## What you should do
Report the number of lines in the material below that contain "Indonesia", without any other words.

..............................

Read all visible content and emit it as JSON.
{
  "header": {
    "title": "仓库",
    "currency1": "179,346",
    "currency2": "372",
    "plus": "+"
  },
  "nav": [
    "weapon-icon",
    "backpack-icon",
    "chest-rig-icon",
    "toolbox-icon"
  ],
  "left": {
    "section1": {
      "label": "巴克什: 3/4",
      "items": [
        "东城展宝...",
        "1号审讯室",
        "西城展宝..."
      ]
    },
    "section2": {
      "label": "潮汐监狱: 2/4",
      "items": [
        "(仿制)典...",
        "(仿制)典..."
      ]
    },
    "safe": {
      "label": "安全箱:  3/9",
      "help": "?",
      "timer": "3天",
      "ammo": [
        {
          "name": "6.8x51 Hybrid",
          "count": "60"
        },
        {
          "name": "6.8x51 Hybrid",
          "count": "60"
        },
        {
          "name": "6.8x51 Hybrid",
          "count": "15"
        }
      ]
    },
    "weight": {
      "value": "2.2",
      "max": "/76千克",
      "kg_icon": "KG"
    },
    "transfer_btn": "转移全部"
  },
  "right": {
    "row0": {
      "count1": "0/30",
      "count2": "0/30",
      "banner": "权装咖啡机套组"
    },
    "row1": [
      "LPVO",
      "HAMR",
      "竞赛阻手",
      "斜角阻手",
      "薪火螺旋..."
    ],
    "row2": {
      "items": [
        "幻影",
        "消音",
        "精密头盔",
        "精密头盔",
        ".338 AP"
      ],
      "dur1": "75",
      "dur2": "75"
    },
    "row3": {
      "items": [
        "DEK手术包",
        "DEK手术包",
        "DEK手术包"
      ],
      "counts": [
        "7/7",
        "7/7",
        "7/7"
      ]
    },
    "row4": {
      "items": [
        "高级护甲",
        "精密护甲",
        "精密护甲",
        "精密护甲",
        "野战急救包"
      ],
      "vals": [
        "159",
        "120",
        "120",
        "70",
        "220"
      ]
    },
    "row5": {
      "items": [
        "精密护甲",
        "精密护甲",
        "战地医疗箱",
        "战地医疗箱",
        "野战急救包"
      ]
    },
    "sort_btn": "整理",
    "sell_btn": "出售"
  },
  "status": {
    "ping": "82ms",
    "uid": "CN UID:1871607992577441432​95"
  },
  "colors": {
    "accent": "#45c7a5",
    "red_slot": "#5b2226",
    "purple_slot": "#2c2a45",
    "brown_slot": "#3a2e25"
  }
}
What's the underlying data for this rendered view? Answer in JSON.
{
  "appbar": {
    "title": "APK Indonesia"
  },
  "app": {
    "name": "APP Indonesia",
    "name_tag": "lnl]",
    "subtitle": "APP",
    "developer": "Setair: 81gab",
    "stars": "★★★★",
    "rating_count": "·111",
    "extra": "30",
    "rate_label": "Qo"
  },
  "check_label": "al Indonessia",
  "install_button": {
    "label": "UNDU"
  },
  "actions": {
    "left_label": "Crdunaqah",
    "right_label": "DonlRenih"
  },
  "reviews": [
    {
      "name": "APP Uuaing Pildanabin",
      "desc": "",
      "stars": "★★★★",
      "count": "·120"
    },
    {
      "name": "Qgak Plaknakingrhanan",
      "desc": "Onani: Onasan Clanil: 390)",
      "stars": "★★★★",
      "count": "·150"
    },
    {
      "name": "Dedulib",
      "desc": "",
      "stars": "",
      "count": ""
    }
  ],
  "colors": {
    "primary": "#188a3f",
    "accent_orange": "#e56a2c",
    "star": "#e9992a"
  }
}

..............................

## Task result
2